I’m not sure that is the case, though. The $2.34 a gallon is much closer to what Casey’s is selling gas for in nearby communities than the $2.45 a gallon that is prevalent throughout Lawrence. As I’ve reported many times over the years, gasoline in communities as close as Eudora has been significantly cheaper than in Lawrence. The main difference for the longest time was those communities had a Casey’s and Lawrence didn’t.
That will be the thing to watch: Will Casey’s view the Lawrence market significantly differently from how it views its other nearby markets? In other words, will Casey’s settle into a pricing strategy that sees gasoline being 10 cents to 20 cents a gallon more expensive than it is in communities that are just five to 10 miles away? We’ll see.

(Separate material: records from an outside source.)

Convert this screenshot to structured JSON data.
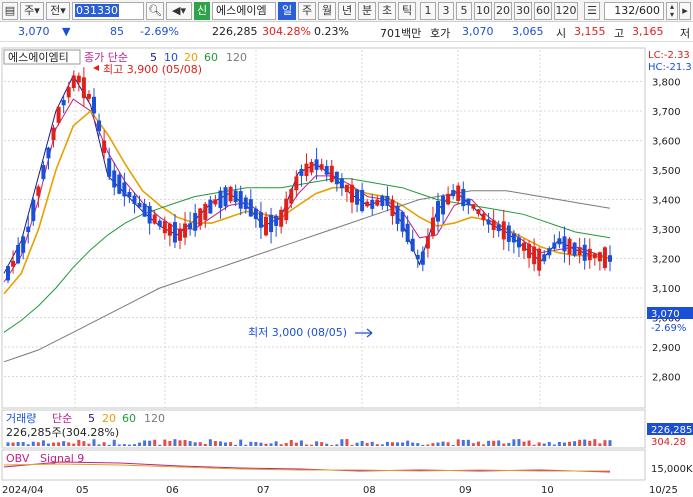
{
  "toolbar": {
    "menu_label": "주",
    "nav_label": "전",
    "code_value": "031330",
    "sin_badge": "신",
    "stock_name": "에스에이엠",
    "periods": [
      "일",
      "주",
      "월",
      "년",
      "분",
      "초",
      "틱"
    ],
    "numbers": [
      "1",
      "3",
      "5",
      "10",
      "20",
      "30",
      "60",
      "120"
    ],
    "page_counter": "132/600"
  },
  "quote": {
    "price": "3,070",
    "change_arrow": "▼",
    "change": "85",
    "change_pct": "-2.69%",
    "volume": "226,285",
    "volume_ratio": "304.28%",
    "turnover_pct": "0.23%",
    "trade_value": "701백만",
    "hoga_label": "호가",
    "bid_price": "3,070",
    "ask_price": "3,065",
    "open_label": "시",
    "open_price": "3,155",
    "high_label": "고",
    "high_price": "3,165",
    "low_label": "저"
  },
  "legend": {
    "stock_name": "에스에이엠티",
    "ma_label": "종가 단순",
    "ma_periods": [
      "5",
      "10",
      "20",
      "60",
      "120"
    ],
    "lc": "LC:-2.33",
    "hc": "HC:-21.3"
  },
  "annotations": {
    "high": "최고 3,900 (05/08)",
    "low": "최저 3,000 (08/05)"
  },
  "price_labels": {
    "current": "3,070",
    "change_pct": "-2.69%"
  },
  "volume_panel": {
    "label": "거래량",
    "ma_label": "단순",
    "ma_periods": [
      "5",
      "20",
      "60",
      "120"
    ],
    "value_text": "226,285주(304.28%)",
    "tag_value": "226,285",
    "tag_pct": "304.28"
  },
  "obv_panel": {
    "label": "OBV",
    "signal": "Signal 9",
    "tick": "15,000K"
  },
  "colors": {
    "up": "#e0201b",
    "down": "#1a4fd6",
    "ma5": "#1a1a8c",
    "ma10": "#c0208a",
    "ma20": "#e8a000",
    "ma60": "#1f9a3a",
    "ma120": "#7a7a7a"
  },
  "chart_data": [
    {
      "type": "candlestick",
      "ylim": [
        2700,
        3900
      ],
      "y_ticks": [
        2800,
        2900,
        3000,
        3100,
        3200,
        3300,
        3400,
        3500,
        3600,
        3700,
        3800
      ],
      "x_labels": [
        "2024/04",
        "05",
        "06",
        "07",
        "08",
        "09",
        "10",
        "10/25"
      ],
      "high": {
        "value": 3900,
        "date": "05/08"
      },
      "low": {
        "value": 3000,
        "date": "08/05"
      },
      "last": 3070,
      "series": [
        {
          "name": "5",
          "values": [
            3150,
            3260,
            3480,
            3700,
            3820,
            3720,
            3480,
            3420,
            3360,
            3310,
            3280,
            3330,
            3390,
            3420,
            3380,
            3310,
            3340,
            3490,
            3520,
            3480,
            3420,
            3380,
            3400,
            3320,
            3180,
            3360,
            3430,
            3380,
            3320,
            3290,
            3240,
            3190,
            3260,
            3230,
            3210,
            3200
          ]
        },
        {
          "name": "10",
          "values": [
            3120,
            3210,
            3400,
            3640,
            3740,
            3700,
            3560,
            3460,
            3390,
            3340,
            3300,
            3300,
            3340,
            3380,
            3390,
            3350,
            3330,
            3420,
            3480,
            3480,
            3450,
            3410,
            3400,
            3360,
            3270,
            3280,
            3380,
            3400,
            3340,
            3300,
            3260,
            3220,
            3230,
            3240,
            3220,
            3200
          ]
        },
        {
          "name": "20",
          "values": [
            3080,
            3150,
            3300,
            3500,
            3650,
            3700,
            3620,
            3520,
            3430,
            3380,
            3340,
            3320,
            3320,
            3340,
            3360,
            3350,
            3340,
            3380,
            3420,
            3440,
            3440,
            3420,
            3410,
            3380,
            3340,
            3310,
            3320,
            3340,
            3330,
            3300,
            3270,
            3240,
            3220,
            3210,
            3210,
            3200
          ]
        },
        {
          "name": "60",
          "values": [
            2950,
            2990,
            3040,
            3100,
            3170,
            3230,
            3280,
            3320,
            3350,
            3370,
            3390,
            3410,
            3420,
            3430,
            3440,
            3440,
            3440,
            3450,
            3460,
            3470,
            3470,
            3460,
            3450,
            3440,
            3420,
            3400,
            3390,
            3380,
            3370,
            3360,
            3350,
            3330,
            3310,
            3290,
            3280,
            3270
          ]
        },
        {
          "name": "120",
          "values": [
            2850,
            2870,
            2890,
            2920,
            2950,
            2980,
            3010,
            3040,
            3070,
            3100,
            3120,
            3140,
            3160,
            3180,
            3200,
            3220,
            3240,
            3260,
            3280,
            3300,
            3320,
            3340,
            3360,
            3380,
            3400,
            3410,
            3420,
            3430,
            3430,
            3430,
            3420,
            3410,
            3400,
            3390,
            3380,
            3370
          ]
        }
      ]
    }
  ]
}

If the answer is no, then things may get even more interesting. Casey’s is still planning to build a second store in Lawrence. Although work hasn’t yet begun, City Hall officials tell me Casey’s is still moving forward with plans to build on the site of the former Steak ‘n Shake restaurant just west of 31st and Iowa streets.
If Casey’s is going to be more aggressive in pricing, then that may spark more competition in the southern part of the city once that second store opens. No official word on when that store may open, but it obviously is months away given that construction hasn’t begun.

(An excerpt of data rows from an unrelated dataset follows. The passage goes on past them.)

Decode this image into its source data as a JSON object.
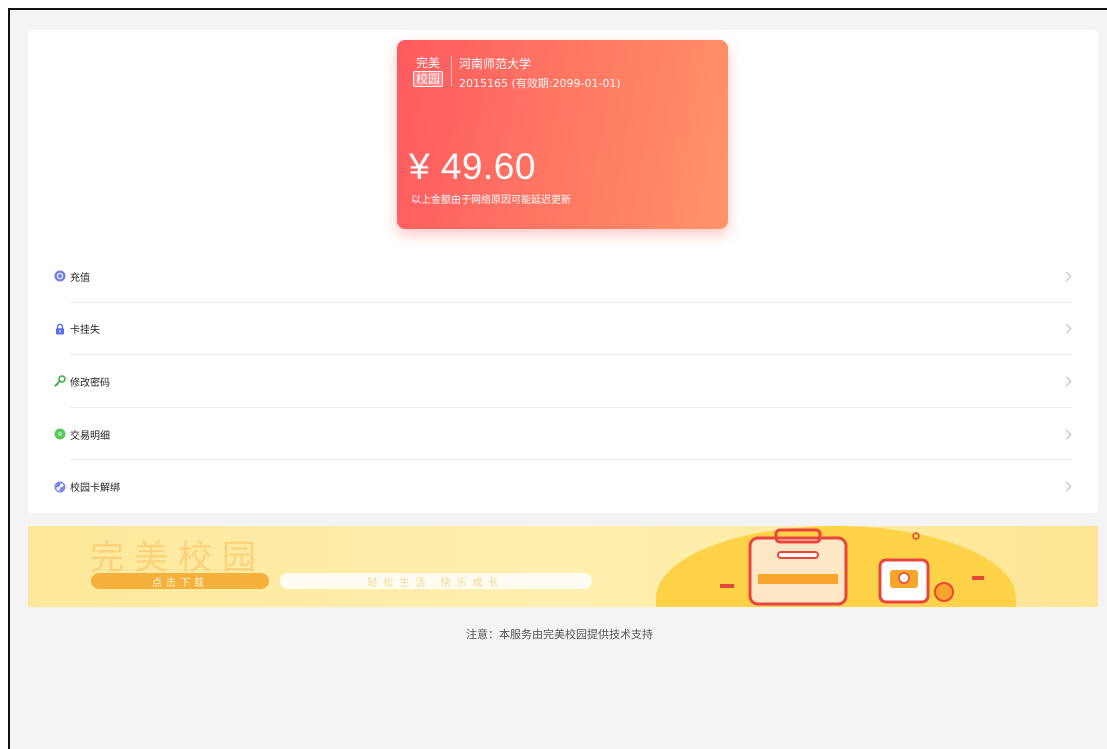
{
  "card": {
    "logo_line1": "完美",
    "logo_line2": "校园",
    "school": "河南师范大学",
    "id_line": "2015165 (有效期:2099-01-01)",
    "amount": "¥ 49.60",
    "note": "以上金额由于网络原因可能延迟更新"
  },
  "menu": {
    "items": [
      {
        "label": "充值",
        "icon": "recharge-icon",
        "color": "#6b7cf0"
      },
      {
        "label": "卡挂失",
        "icon": "lock-icon",
        "color": "#5b6ef0"
      },
      {
        "label": "修改密码",
        "icon": "key-icon",
        "color": "#3cb043"
      },
      {
        "label": "交易明细",
        "icon": "transaction-icon",
        "color": "#5ac85a"
      },
      {
        "label": "校园卡解绑",
        "icon": "link-icon",
        "color": "#7b86e8"
      }
    ]
  },
  "banner": {
    "title": "完美校园",
    "button_label": "点击下载",
    "slogan": "轻松生活 快乐成长"
  },
  "footer": {
    "note": "注意：本服务由完美校园提供技术支持"
  },
  "colors": {
    "card_gradient_start": "#ff5a5f",
    "card_gradient_end": "#ff9468",
    "background": "#f4f4f7"
  }
}
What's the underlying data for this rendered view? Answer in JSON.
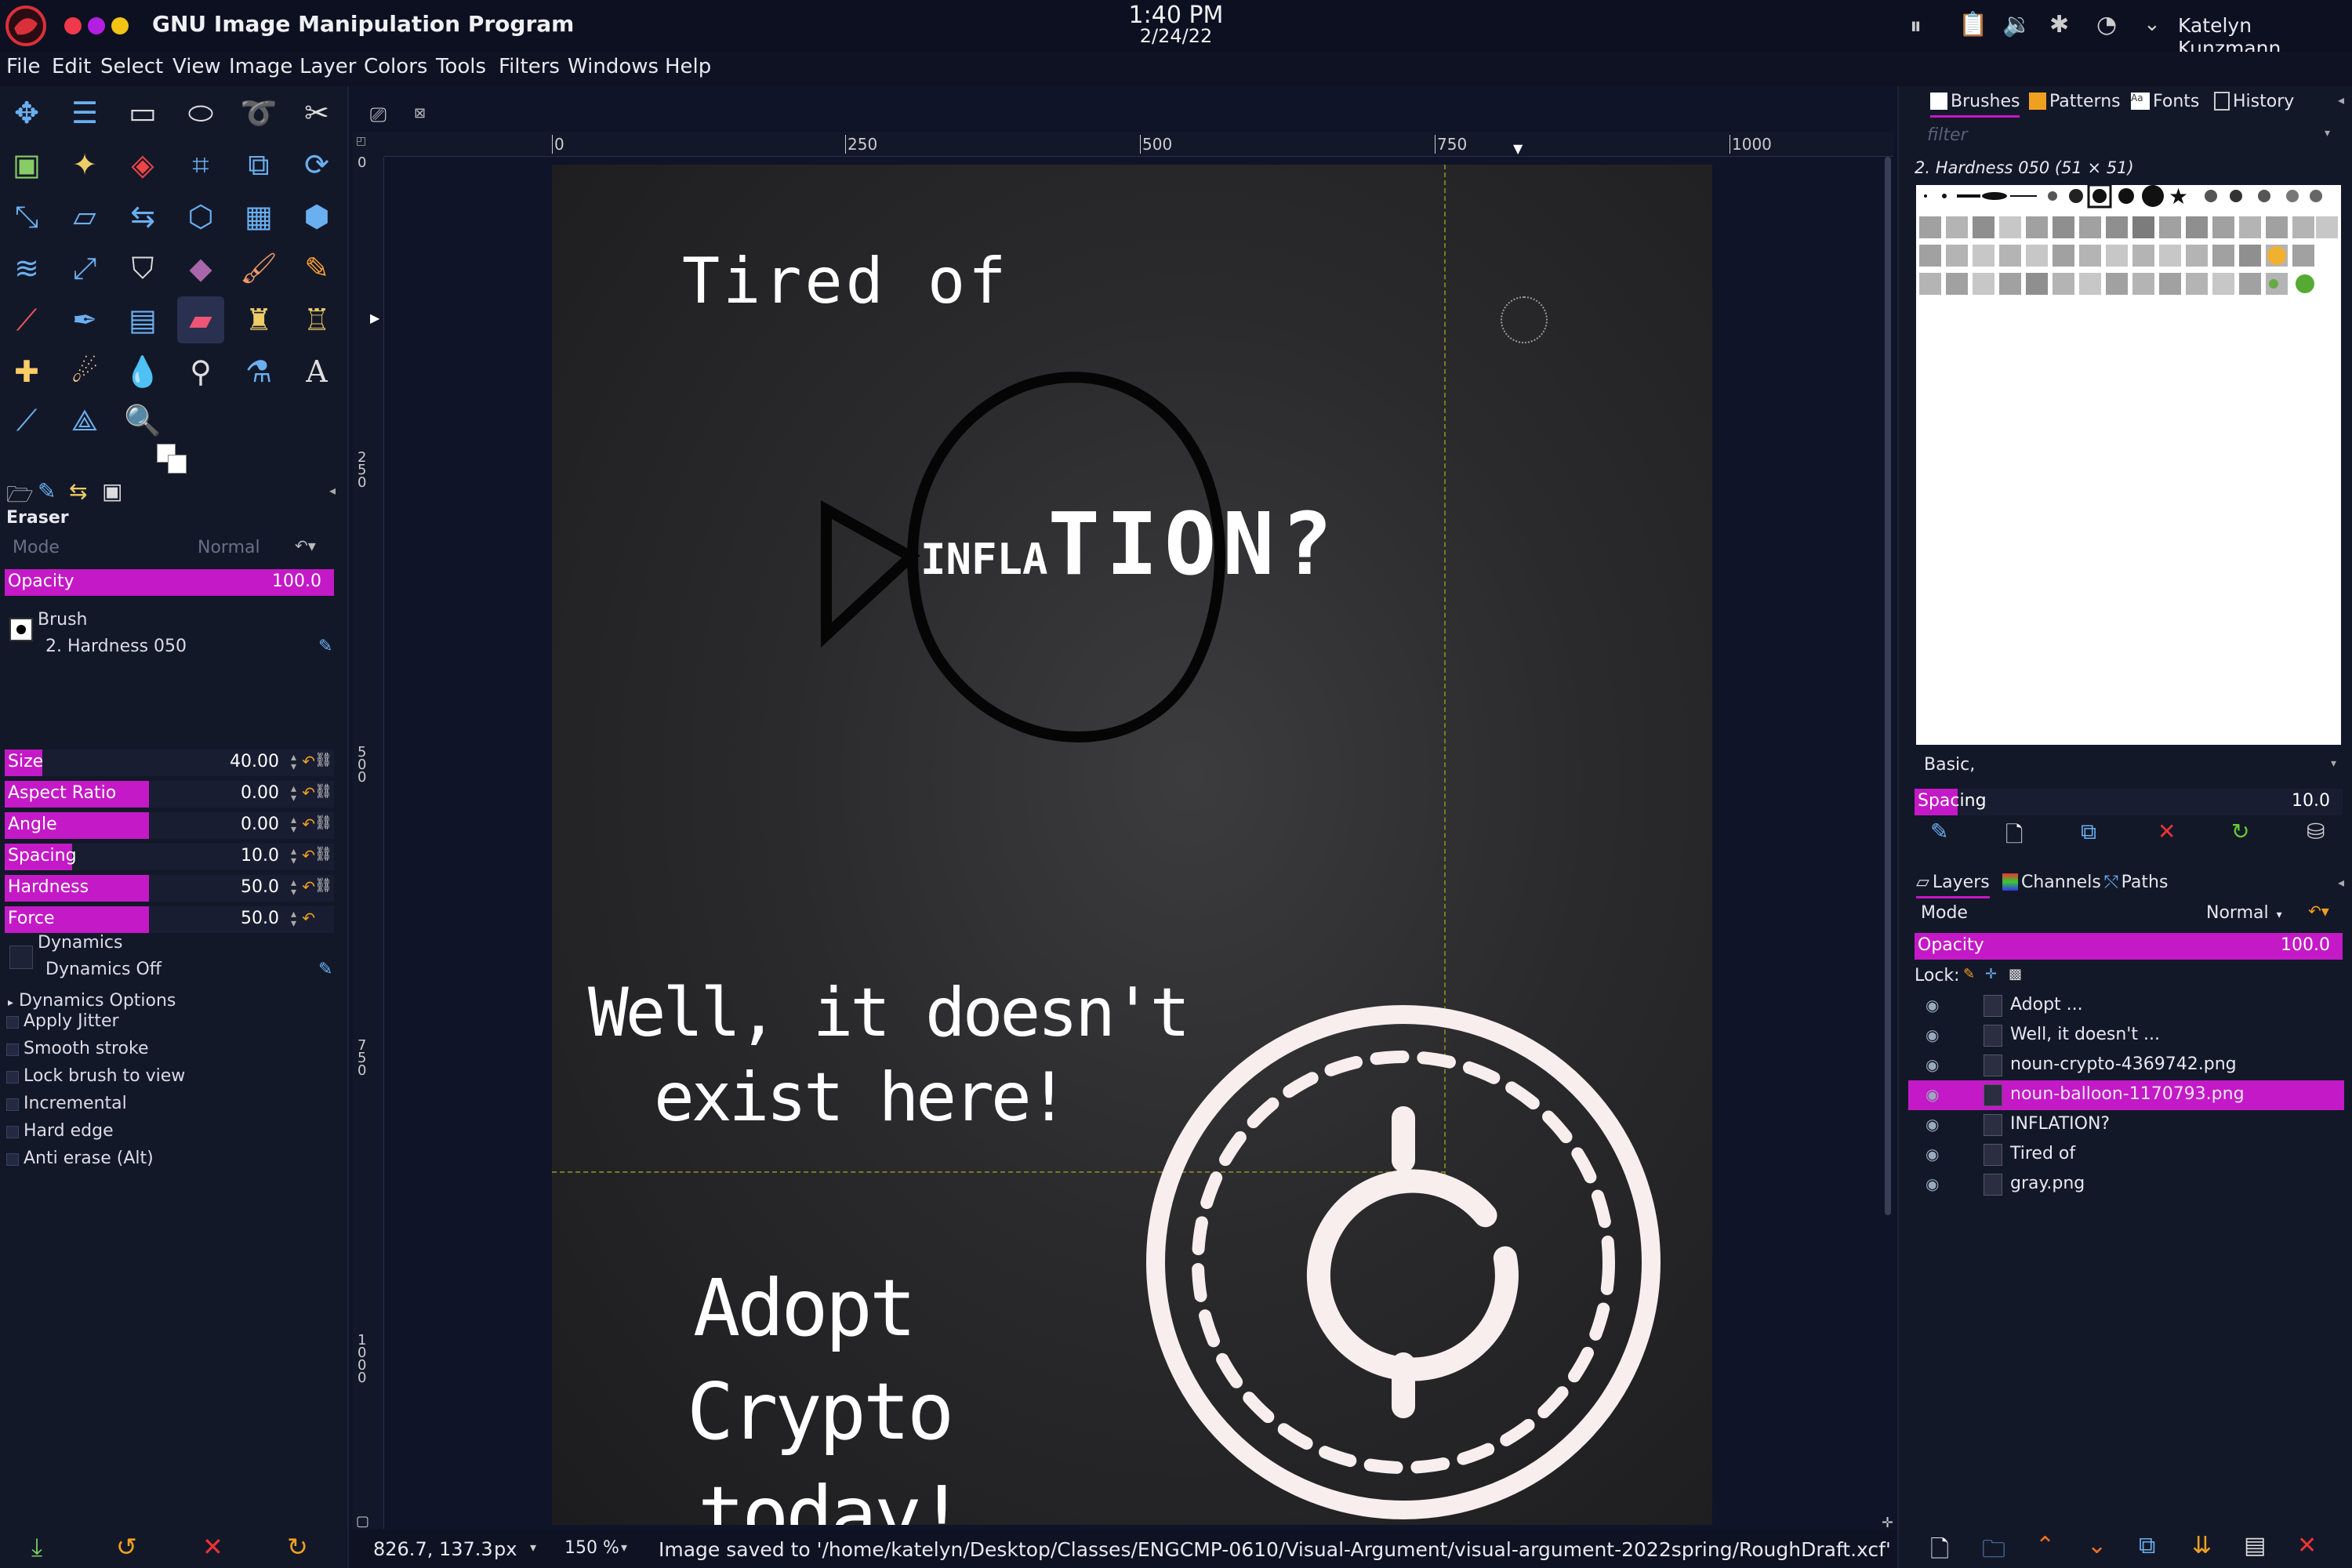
{
  "app": {
    "title": "GNU Image Manipulation Program",
    "time": "1:40 PM",
    "date": "2/24/22",
    "user": "Katelyn Kunzmann"
  },
  "menu": [
    "File",
    "Edit",
    "Select",
    "View",
    "Image",
    "Layer",
    "Colors",
    "Tools",
    "Filters",
    "Windows",
    "Help"
  ],
  "tool_options": {
    "title": "Eraser",
    "mode_label": "Mode",
    "mode_value": "Normal",
    "opacity_label": "Opacity",
    "opacity_value": "100.0",
    "opacity_fraction": 1.0,
    "brush_label": "Brush",
    "brush_value": "2. Hardness 050",
    "sliders": [
      {
        "label": "Size",
        "value": "40.00",
        "fraction": 0.1
      },
      {
        "label": "Aspect Ratio",
        "value": "0.00",
        "fraction": 0.5
      },
      {
        "label": "Angle",
        "value": "0.00",
        "fraction": 0.5
      },
      {
        "label": "Spacing",
        "value": "10.0",
        "fraction": 0.1
      },
      {
        "label": "Hardness",
        "value": "50.0",
        "fraction": 0.5
      },
      {
        "label": "Force",
        "value": "50.0",
        "fraction": 0.5
      }
    ],
    "dynamics_label": "Dynamics",
    "dynamics_value": "Dynamics Off",
    "dynamics_options": "Dynamics Options",
    "checkboxes": [
      "Apply Jitter",
      "Smooth stroke",
      "Lock brush to view",
      "Incremental",
      "Hard edge",
      "Anti erase  (Alt)"
    ]
  },
  "rulers": {
    "top": [
      "0",
      "250",
      "500",
      "750",
      "1000"
    ],
    "left": [
      "0",
      "250",
      "500",
      "750",
      "1000"
    ]
  },
  "poster": {
    "line1": "Tired of",
    "inflation_small": "INFLA",
    "inflation_large": "TION?",
    "line2a": "Well, it doesn't",
    "line2b": "exist here!",
    "line3a": "Adopt",
    "line3b": "Crypto",
    "line3c": "today!"
  },
  "status": {
    "coords": "826.7, 137.3",
    "unit": "px",
    "zoom": "150 %",
    "message": "Image saved to '/home/katelyn/Desktop/Classes/ENGCMP-0610/Visual-Argument/visual-argument-2022spring/RoughDraft.xcf'"
  },
  "brushes_panel": {
    "tabs": [
      "Brushes",
      "Patterns",
      "Fonts",
      "History"
    ],
    "filter_placeholder": "filter",
    "selected": "2. Hardness 050 (51 × 51)",
    "tag": "Basic,",
    "spacing_label": "Spacing",
    "spacing_value": "10.0"
  },
  "layers_panel": {
    "tabs": [
      "Layers",
      "Channels",
      "Paths"
    ],
    "mode_label": "Mode",
    "mode_value": "Normal",
    "opacity_label": "Opacity",
    "opacity_value": "100.0",
    "lock_label": "Lock:",
    "layers": [
      {
        "name": "Adopt  ...",
        "selected": false
      },
      {
        "name": "Well, it doesn't ...",
        "selected": false
      },
      {
        "name": "noun-crypto-4369742.png",
        "selected": false
      },
      {
        "name": "noun-balloon-1170793.png",
        "selected": true
      },
      {
        "name": "INFLATION?",
        "selected": false
      },
      {
        "name": "Tired of",
        "selected": false
      },
      {
        "name": "gray.png",
        "selected": false
      }
    ]
  },
  "colors": {
    "accent": "#c419c6",
    "bg": "#131829"
  }
}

• For awhile in late 2018, Lawrence residents were experiencing some of the cheapest gasoline prices not only in the state but the entire country. The fuel survey conducted by the auto and travel club AAA found Lawrence fuel prices were the 14th lowest of any metro area in the country.
But the same survey by AAA is now showing a more normal pattern: Lawrence is tied for the highest gasoline prices of any metro area in the state. Lawrence is tied with the Kansas City, Kan., area. But, to be fair, Lawrence gasoline prices aren’t that much higher than they are in Topeka, which isn’t always the case. Lawrence prices are quite a bit above the statewide average, though. The statewide average checks in at $2.34 a gallon. Here’s a look at the averages for the metro areas.
• Kansas City, Kan.: $2.43
• Lawrence: $2.43
• Manhattan: $2.39
• Topeka: $2.42
• Wichita: $2.23
We are all doing better than last year, though. At this time in 2018, gasoline prices were averaging $2.74 a gallon in Lawrence and $2.66 a gallon statewide.
If you are getting ready to travel elsewhere in the state, here’s a look at a Kansas map from AAA that gives you an idea of how much fuel prices are by county.
photo by: Courtesy: AAA Kansas